→ **Goal of the exercise**: For each line in the data below that has the word "true", copy that line.

→ **Supplied records**:
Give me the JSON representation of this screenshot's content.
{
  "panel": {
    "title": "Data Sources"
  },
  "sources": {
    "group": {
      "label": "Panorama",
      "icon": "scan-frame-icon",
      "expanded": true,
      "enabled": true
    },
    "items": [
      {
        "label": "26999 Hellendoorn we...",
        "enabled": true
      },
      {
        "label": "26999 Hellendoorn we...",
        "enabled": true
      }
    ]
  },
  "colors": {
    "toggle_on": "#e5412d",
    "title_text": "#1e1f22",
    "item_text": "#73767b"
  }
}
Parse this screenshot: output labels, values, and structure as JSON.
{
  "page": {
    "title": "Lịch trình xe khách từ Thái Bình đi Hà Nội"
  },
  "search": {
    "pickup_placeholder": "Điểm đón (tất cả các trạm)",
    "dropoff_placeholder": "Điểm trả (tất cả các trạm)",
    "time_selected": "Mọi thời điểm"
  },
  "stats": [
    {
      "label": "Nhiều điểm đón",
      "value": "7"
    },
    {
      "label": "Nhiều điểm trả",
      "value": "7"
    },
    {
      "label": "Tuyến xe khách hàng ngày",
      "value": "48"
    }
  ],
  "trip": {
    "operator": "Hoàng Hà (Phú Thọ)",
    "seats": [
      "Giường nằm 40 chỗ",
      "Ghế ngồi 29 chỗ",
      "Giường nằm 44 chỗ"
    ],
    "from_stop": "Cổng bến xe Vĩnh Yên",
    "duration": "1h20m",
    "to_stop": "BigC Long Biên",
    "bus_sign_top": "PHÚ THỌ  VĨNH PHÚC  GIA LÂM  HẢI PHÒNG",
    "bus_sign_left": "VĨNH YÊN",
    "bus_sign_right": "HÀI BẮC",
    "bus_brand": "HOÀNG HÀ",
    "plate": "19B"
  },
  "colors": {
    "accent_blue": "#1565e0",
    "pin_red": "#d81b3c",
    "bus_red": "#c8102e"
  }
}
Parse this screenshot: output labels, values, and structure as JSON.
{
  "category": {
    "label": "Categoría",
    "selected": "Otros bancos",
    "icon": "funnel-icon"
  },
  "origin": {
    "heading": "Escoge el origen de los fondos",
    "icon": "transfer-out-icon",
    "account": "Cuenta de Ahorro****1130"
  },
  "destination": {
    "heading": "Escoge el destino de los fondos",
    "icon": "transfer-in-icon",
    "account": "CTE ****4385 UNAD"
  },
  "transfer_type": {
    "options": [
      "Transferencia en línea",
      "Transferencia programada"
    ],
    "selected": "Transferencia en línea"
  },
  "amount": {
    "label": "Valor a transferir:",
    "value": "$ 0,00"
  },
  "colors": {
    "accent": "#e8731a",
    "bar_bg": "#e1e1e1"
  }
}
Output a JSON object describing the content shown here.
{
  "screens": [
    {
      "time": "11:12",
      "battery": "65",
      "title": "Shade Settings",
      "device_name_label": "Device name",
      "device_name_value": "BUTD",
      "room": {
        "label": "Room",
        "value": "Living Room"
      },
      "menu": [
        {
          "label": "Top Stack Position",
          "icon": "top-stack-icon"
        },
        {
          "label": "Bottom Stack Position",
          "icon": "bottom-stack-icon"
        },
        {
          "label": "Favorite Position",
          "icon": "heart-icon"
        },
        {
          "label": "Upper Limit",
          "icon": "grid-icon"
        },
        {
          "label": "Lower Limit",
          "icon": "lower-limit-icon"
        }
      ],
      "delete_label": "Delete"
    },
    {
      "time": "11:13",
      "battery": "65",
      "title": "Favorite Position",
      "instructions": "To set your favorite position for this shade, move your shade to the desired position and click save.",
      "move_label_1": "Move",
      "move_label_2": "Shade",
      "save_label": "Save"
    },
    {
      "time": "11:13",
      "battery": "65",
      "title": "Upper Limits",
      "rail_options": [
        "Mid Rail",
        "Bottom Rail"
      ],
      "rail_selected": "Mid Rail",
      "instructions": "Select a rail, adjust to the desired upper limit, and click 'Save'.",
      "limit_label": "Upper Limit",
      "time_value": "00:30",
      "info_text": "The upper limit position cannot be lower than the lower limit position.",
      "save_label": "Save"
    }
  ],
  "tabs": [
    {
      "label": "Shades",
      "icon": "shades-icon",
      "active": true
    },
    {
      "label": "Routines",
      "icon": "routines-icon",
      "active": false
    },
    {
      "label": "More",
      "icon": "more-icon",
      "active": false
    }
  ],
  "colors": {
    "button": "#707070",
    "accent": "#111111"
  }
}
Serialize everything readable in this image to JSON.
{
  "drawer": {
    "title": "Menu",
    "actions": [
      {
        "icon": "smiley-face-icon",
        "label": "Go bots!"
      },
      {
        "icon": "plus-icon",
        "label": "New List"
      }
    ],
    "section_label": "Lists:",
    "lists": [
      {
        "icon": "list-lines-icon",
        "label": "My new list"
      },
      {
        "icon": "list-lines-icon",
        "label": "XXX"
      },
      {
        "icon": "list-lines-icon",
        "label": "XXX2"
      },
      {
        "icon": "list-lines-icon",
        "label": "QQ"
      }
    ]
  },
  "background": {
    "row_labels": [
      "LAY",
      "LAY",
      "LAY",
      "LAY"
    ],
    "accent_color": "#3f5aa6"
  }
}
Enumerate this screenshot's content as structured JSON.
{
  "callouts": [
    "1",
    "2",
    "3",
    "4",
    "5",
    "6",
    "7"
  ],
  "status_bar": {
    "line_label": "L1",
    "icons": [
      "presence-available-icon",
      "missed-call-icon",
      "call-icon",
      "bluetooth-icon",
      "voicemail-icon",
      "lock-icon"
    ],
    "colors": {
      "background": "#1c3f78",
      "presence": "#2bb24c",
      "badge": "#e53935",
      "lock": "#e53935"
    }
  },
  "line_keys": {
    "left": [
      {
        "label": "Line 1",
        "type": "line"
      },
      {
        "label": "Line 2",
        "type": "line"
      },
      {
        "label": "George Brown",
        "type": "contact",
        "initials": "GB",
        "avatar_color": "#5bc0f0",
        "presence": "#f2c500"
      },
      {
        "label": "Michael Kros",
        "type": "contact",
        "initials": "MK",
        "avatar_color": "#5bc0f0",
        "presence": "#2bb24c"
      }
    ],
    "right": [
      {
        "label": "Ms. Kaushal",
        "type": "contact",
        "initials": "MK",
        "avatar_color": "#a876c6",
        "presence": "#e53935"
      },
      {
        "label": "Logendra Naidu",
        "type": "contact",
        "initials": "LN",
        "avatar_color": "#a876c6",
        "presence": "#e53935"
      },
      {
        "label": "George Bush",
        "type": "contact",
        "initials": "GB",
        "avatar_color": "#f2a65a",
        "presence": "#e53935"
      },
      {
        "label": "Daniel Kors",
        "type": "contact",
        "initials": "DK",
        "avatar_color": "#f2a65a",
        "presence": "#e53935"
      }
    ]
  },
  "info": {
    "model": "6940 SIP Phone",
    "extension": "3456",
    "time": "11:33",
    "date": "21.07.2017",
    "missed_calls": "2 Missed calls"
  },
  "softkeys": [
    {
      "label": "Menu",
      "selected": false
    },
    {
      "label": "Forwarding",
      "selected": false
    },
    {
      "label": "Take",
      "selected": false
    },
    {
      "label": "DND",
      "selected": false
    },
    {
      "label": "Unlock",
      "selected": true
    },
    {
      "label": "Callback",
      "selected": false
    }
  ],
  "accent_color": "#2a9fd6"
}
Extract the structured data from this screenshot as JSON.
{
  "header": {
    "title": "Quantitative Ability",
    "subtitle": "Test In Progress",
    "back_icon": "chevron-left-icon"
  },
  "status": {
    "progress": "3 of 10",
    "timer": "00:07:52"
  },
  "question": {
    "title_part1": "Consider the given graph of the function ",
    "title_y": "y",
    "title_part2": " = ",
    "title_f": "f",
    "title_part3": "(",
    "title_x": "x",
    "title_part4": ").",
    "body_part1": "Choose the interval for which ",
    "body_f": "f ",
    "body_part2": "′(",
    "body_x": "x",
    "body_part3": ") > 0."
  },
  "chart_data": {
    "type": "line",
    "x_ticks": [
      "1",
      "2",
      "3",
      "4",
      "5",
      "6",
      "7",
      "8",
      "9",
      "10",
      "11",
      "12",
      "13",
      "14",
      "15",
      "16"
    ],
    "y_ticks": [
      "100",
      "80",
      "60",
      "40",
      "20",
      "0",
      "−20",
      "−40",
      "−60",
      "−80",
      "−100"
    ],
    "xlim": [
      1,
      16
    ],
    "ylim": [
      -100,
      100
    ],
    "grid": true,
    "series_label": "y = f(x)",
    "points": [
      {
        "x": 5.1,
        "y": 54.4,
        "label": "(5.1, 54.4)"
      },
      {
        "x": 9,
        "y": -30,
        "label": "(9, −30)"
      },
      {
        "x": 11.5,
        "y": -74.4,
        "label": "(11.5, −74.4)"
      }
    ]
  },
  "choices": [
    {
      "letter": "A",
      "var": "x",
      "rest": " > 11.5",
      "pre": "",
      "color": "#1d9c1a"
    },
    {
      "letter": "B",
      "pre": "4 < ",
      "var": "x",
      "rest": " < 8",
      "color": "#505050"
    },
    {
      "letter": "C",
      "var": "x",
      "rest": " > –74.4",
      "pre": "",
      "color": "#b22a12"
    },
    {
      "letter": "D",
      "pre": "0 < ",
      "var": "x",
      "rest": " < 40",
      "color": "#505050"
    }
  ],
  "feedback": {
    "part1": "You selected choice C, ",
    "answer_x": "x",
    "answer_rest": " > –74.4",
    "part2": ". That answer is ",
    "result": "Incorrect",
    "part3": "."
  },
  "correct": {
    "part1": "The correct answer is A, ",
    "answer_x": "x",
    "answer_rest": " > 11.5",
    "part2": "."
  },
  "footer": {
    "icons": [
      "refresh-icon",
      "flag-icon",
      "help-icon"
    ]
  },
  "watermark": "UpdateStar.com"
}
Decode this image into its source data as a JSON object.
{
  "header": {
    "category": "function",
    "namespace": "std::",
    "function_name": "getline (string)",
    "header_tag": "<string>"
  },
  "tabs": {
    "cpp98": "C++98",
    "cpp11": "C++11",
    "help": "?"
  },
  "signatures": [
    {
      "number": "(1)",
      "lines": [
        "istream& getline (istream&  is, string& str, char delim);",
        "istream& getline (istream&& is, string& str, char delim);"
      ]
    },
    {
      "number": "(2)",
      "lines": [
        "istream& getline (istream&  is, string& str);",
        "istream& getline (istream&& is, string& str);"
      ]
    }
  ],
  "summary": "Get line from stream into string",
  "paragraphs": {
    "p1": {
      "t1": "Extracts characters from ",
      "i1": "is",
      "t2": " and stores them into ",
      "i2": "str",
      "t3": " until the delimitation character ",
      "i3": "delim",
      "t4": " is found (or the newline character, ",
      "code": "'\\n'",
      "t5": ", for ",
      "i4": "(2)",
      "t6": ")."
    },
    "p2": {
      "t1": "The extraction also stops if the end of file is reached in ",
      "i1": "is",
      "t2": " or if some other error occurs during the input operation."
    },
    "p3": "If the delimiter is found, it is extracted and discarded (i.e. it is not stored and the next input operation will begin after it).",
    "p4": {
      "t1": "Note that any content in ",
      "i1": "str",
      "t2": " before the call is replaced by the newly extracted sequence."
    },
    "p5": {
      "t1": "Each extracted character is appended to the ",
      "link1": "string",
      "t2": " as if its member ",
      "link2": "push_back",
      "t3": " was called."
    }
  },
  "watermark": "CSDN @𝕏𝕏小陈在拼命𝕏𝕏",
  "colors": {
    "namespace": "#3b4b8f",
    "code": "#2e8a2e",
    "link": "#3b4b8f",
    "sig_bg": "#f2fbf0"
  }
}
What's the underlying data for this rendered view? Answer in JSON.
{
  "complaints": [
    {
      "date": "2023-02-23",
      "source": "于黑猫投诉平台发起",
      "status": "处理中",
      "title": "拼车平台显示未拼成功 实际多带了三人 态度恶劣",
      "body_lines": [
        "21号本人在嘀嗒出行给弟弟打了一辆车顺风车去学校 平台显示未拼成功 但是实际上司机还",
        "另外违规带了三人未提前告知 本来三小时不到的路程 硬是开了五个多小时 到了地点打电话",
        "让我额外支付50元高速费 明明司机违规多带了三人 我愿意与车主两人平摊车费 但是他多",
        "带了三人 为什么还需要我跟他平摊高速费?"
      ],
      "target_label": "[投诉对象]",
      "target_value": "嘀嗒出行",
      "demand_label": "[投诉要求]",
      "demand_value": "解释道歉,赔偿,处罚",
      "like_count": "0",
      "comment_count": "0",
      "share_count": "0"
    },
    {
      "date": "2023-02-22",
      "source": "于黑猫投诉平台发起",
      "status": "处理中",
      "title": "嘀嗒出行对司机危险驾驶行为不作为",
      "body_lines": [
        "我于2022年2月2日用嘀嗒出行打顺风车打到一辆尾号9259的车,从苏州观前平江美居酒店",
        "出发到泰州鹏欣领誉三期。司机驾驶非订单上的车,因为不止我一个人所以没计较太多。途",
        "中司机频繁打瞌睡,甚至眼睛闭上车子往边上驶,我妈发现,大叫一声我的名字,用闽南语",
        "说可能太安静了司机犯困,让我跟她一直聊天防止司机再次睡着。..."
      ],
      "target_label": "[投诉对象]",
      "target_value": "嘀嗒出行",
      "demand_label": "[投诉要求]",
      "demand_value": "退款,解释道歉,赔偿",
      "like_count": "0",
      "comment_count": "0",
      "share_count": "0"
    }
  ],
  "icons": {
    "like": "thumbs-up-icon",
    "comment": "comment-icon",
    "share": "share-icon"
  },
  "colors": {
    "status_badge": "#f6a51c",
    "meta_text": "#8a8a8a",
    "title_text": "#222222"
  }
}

→ **Response area**:
      "expanded": true,
      "enabled": true
        "enabled": true
        "enabled": true
      "active": true
      "selected": true
    "grid": true,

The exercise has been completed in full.